Britain leaving the European Union doesn’t mean its universities are going, too. At least not without a fight.
With fears over Brexit already causing anxiety, the UK’s universities are steeling themselves for the worst: potential cut-offs of research funding from the EU, new difficulties in student and staff recruitment, and—most worryingly—a predicted sharp drop in the number of students enrolling on British campuses from the rest of Europe.
To balance out those losses, some schools are thinking of bringing their campuses to foreign students.
University leaders across the UK have expressed interest in opening EU outposts for their schools—a strategy that would let them retain staff who are only authorized to work within the EU, while also opening up access for students across the continent and allowing for the smooth continuation of partnerships with other European universities.
Foreign grant money is also an area of interest. “If you are a research-intensive university, like the University of Cambridge, you’ve got very serious amounts of money tied up in this,” Sheffield Hallam University vice-chancellor Chris Husbands told the Guardian.
European outposts wouldn’t be an entirely radical move. British universities are already pretty on top of the university-expansion game, having recently opened a number of satellite campuses in countries like China and Mauritius. Thanks to the looming threat of Brexit, regions closer to home will likely be next—and while UK schools are staying close-lipped on the exact locations of their plans, rumors point to some institutions putting down roots neighboring countries like Ireland, Finland, and Germany.

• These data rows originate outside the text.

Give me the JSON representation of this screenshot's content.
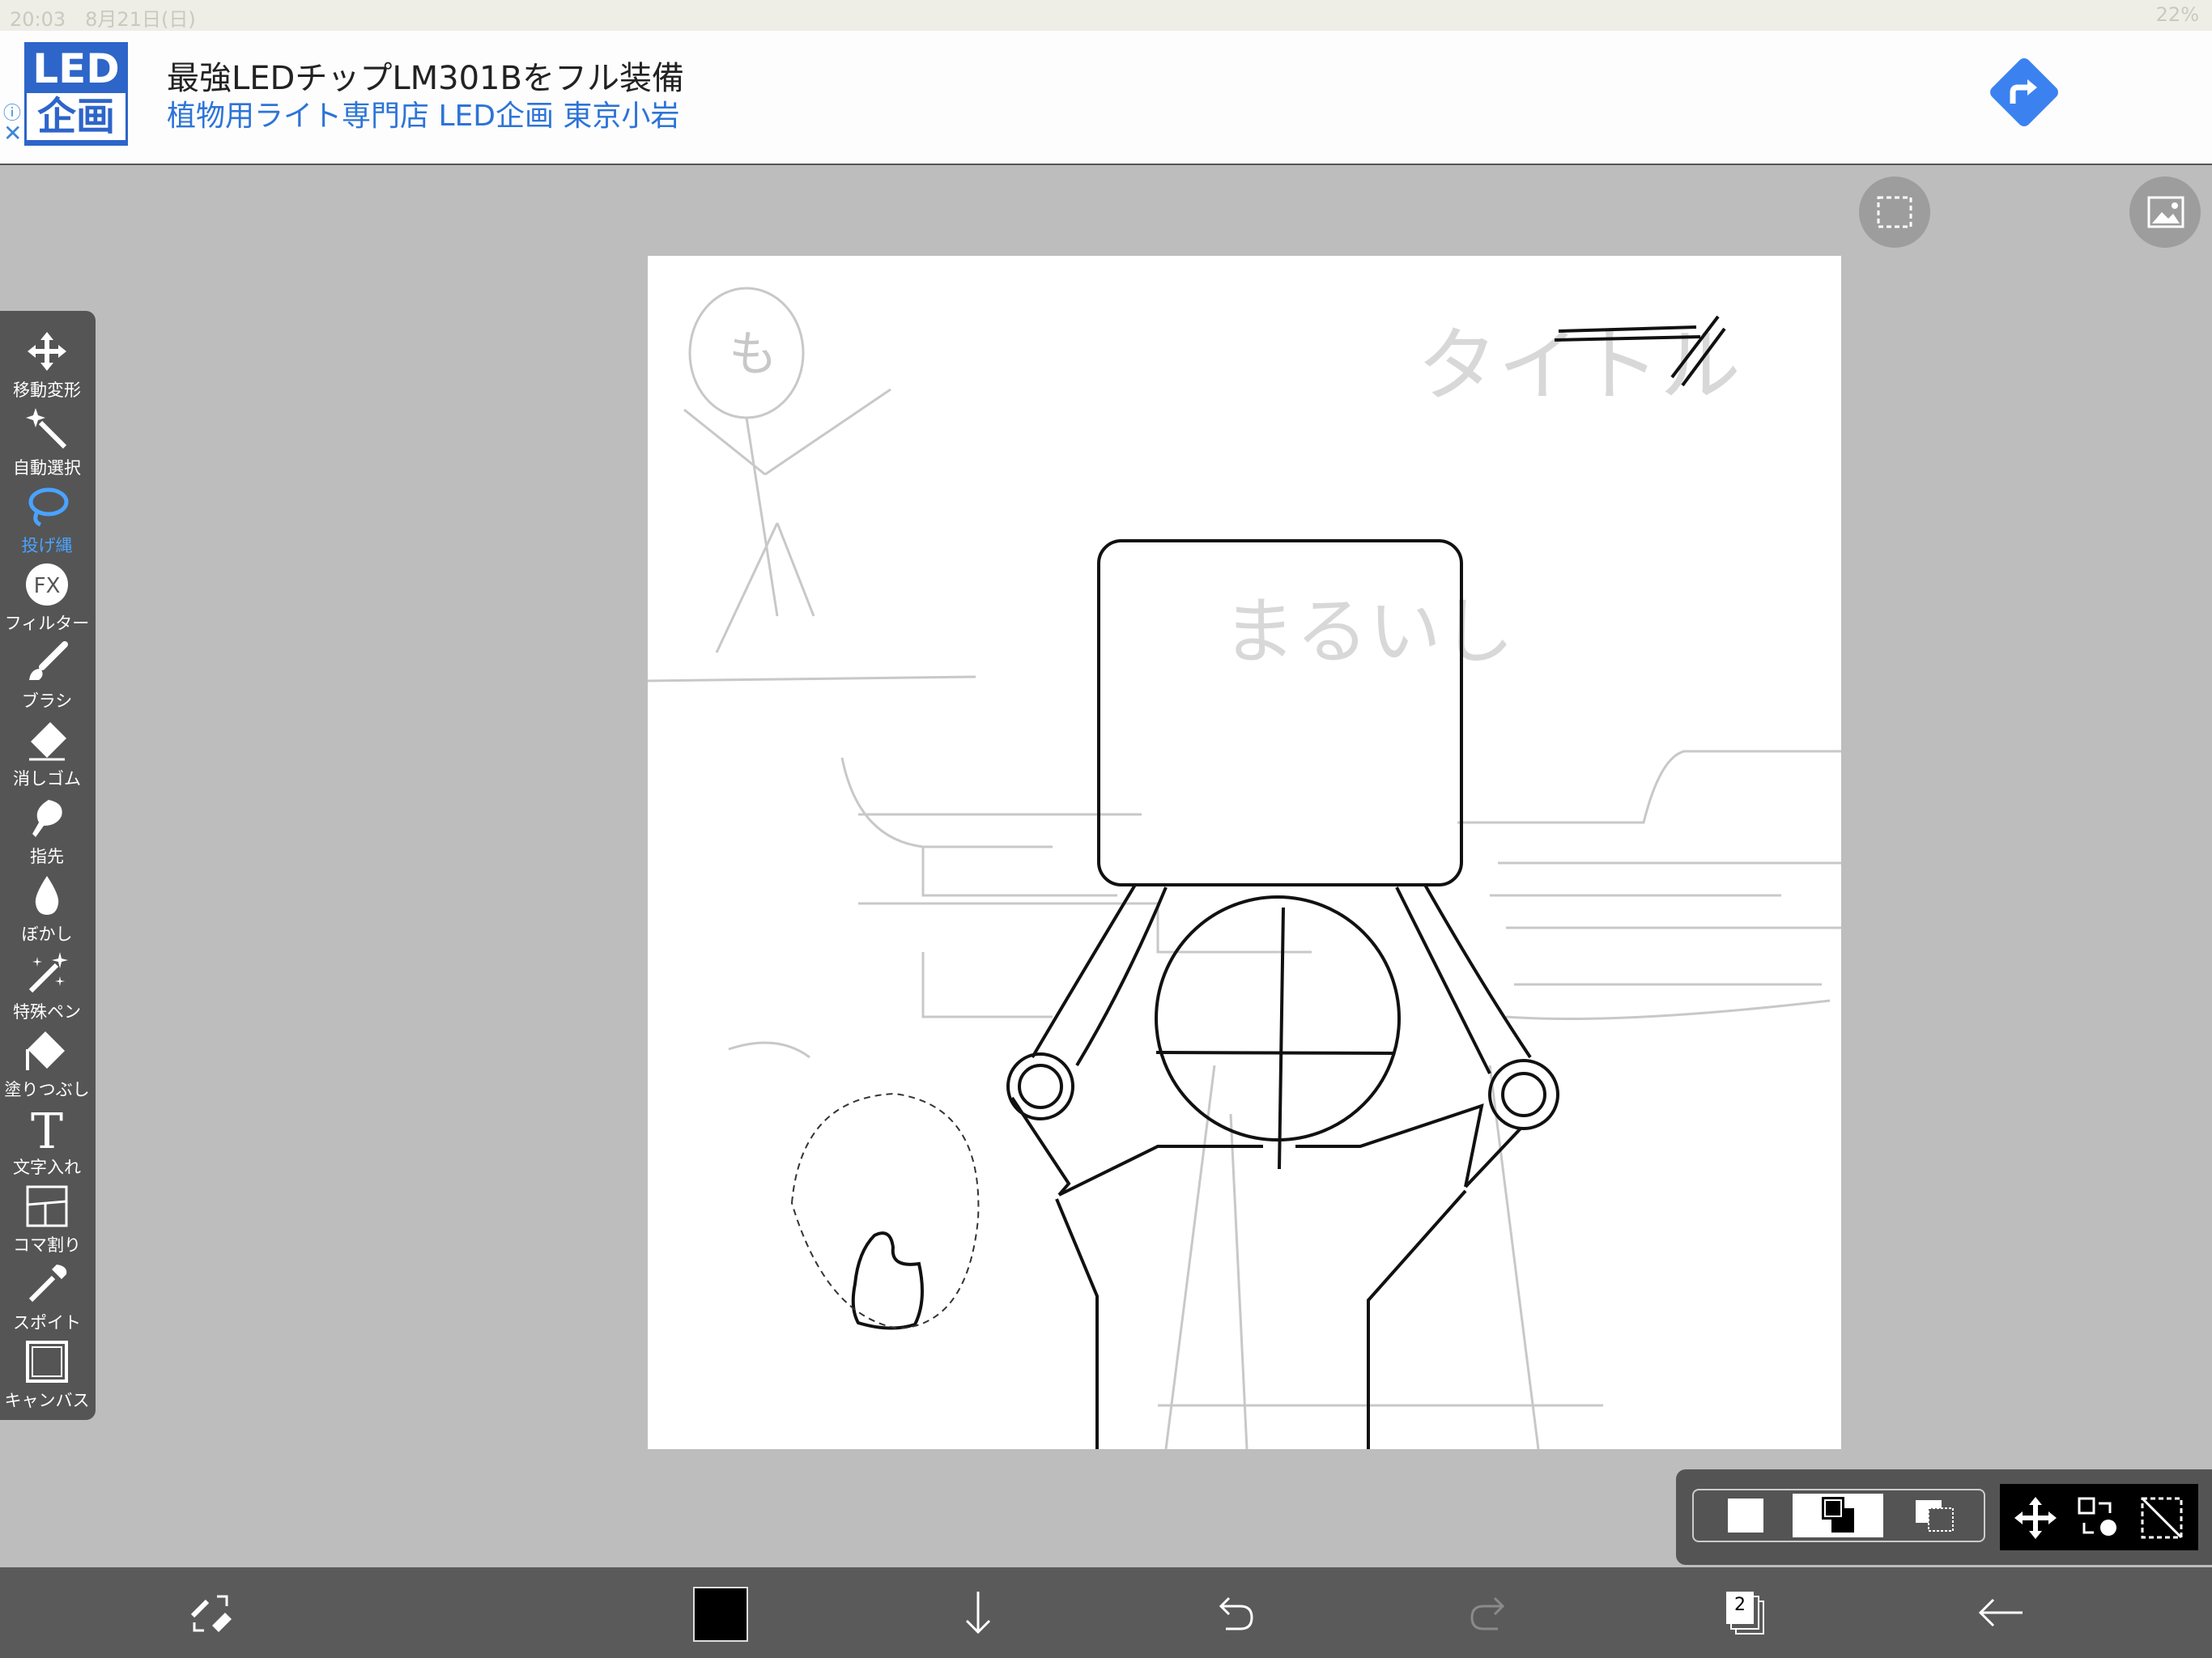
{
  "status_bar": {
    "time_date": "20:03　8月21日(日)",
    "battery": "22%"
  },
  "ad": {
    "logo_line1": "LED",
    "logo_line2": "企画",
    "title": "最強LEDチップLM301Bをフル装備",
    "subtitle": "植物用ライト専門店 LED企画 東京小岩",
    "info_icon": "info-icon",
    "close_label": "✕"
  },
  "top_buttons": [
    {
      "icon": "selection-icon"
    },
    {
      "icon": "image-icon"
    }
  ],
  "toolbar": {
    "active_tool": "投げ縄",
    "active_color": "#4aa3ff",
    "tools": [
      {
        "label": "移動変形",
        "icon": "move-transform-icon"
      },
      {
        "label": "自動選択",
        "icon": "magic-wand-icon"
      },
      {
        "label": "投げ縄",
        "icon": "lasso-icon"
      },
      {
        "label": "フィルター",
        "icon": "fx-filter-icon"
      },
      {
        "label": "ブラシ",
        "icon": "brush-icon"
      },
      {
        "label": "消しゴム",
        "icon": "eraser-icon"
      },
      {
        "label": "指先",
        "icon": "finger-smudge-icon"
      },
      {
        "label": "ぼかし",
        "icon": "blur-drop-icon"
      },
      {
        "label": "特殊ペン",
        "icon": "special-pen-icon"
      },
      {
        "label": "塗りつぶし",
        "icon": "bucket-fill-icon"
      },
      {
        "label": "文字入れ",
        "icon": "text-icon"
      },
      {
        "label": "コマ割り",
        "icon": "panel-layout-icon"
      },
      {
        "label": "スポイト",
        "icon": "eyedropper-icon"
      },
      {
        "label": "キャンバス",
        "icon": "canvas-icon"
      }
    ]
  },
  "canvas": {
    "background": "#ffffff",
    "sketch_text_1": "タイトル",
    "sketch_text_2": "まるいし",
    "sketch_text_3": "も"
  },
  "selection_bar": {
    "modes": [
      "new-selection-icon",
      "add-selection-icon",
      "subtract-selection-icon"
    ],
    "actions": [
      "move-selection-icon",
      "transform-selection-icon",
      "deselect-icon"
    ]
  },
  "bottom_bar": {
    "primary_color": "#000000",
    "layer_count": "2",
    "items": [
      "tool-swap-icon",
      "color-swatch",
      "download-icon",
      "undo-icon",
      "redo-icon",
      "layers-icon",
      "back-arrow-icon"
    ]
  }
}
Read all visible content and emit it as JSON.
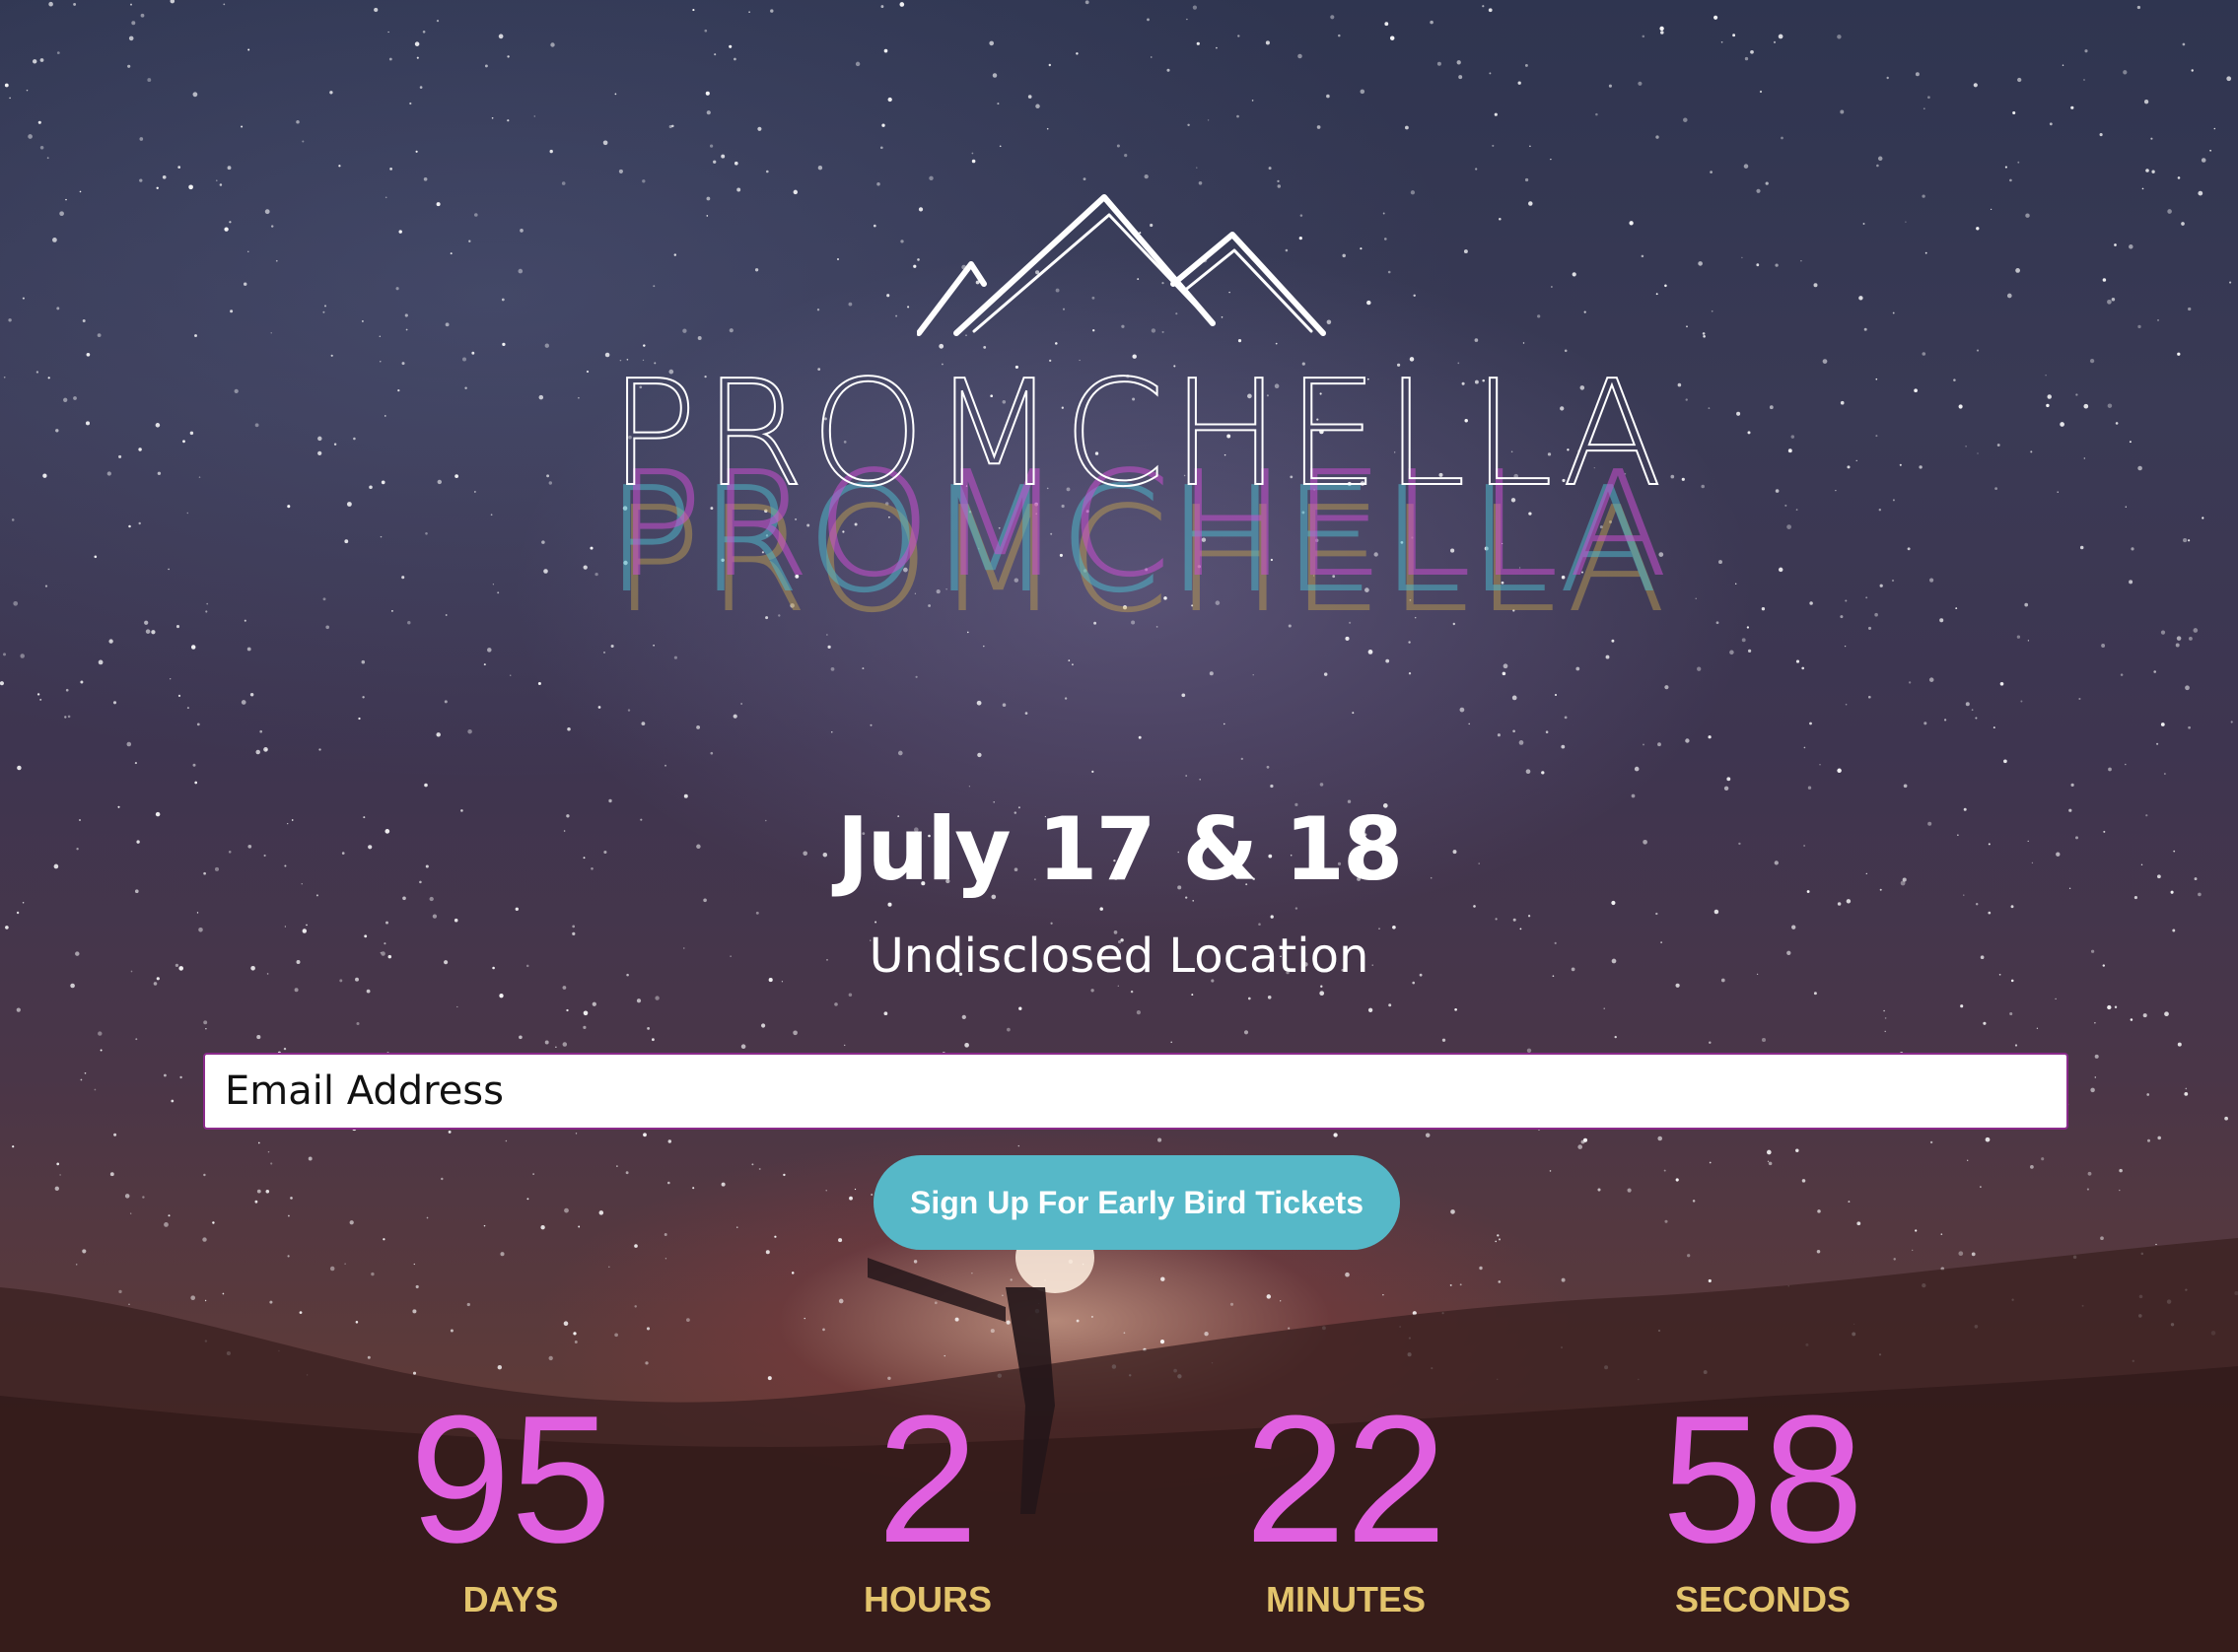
{
  "logo": {
    "text": "PROMCHELLA",
    "colors": {
      "main": "#ffffff",
      "echo_magenta": "#c84fd0",
      "echo_cyan": "#4fb5c8",
      "echo_gold": "#c8a64f"
    }
  },
  "event": {
    "date": "July 17 & 18",
    "location": "Undisclosed Location"
  },
  "signup": {
    "email_placeholder": "Email Address",
    "button_label": "Sign Up For Early Bird Tickets",
    "button_color": "#56b8c8"
  },
  "countdown": {
    "number_color": "#e060e0",
    "label_color": "#e3c46c",
    "units": [
      {
        "value": "95",
        "label": "DAYS"
      },
      {
        "value": "2",
        "label": "HOURS"
      },
      {
        "value": "22",
        "label": "MINUTES"
      },
      {
        "value": "58",
        "label": "SECONDS"
      }
    ]
  }
}
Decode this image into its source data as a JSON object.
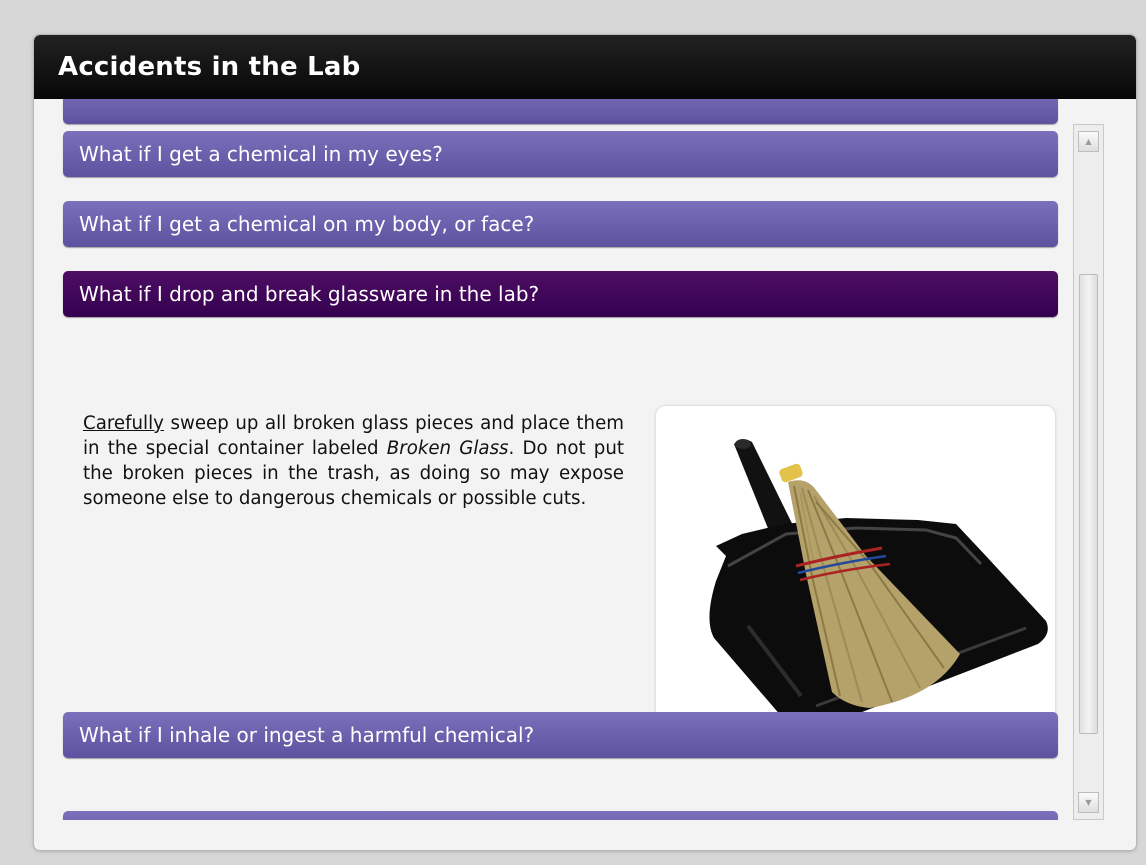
{
  "window": {
    "title": "Accidents in the Lab"
  },
  "accordion": {
    "items": [
      {
        "label": ""
      },
      {
        "label": "What if I get a chemical in my eyes?"
      },
      {
        "label": "What if I get a chemical on my body, or face?"
      },
      {
        "label": "What if I drop and break glassware in the lab?",
        "expanded": true
      },
      {
        "label": "What if I inhale or ingest a harmful chemical?"
      },
      {
        "label": ""
      }
    ]
  },
  "answer": {
    "emph_word": "Carefully",
    "text_1": " sweep up all broken glass pieces and place them in the special container labeled ",
    "italic_label": "Broken Glass",
    "text_2": ". Do not put the broken pieces in the trash, as doing so may expose someone else to dangerous chemicals or possible cuts."
  },
  "image": {
    "subject": "broom-and-dustpan"
  },
  "colors": {
    "accordion": "#6b61ad",
    "accordion_active": "#3a0453",
    "titlebar": "#0d0d0d"
  }
}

But not everywhere in Europe is attractive. Said one vice-chancellor to the Guardian: “A piece of advice I’ve had is: if you are looking anywhere, don’t look at France, because it’s a nightmare.”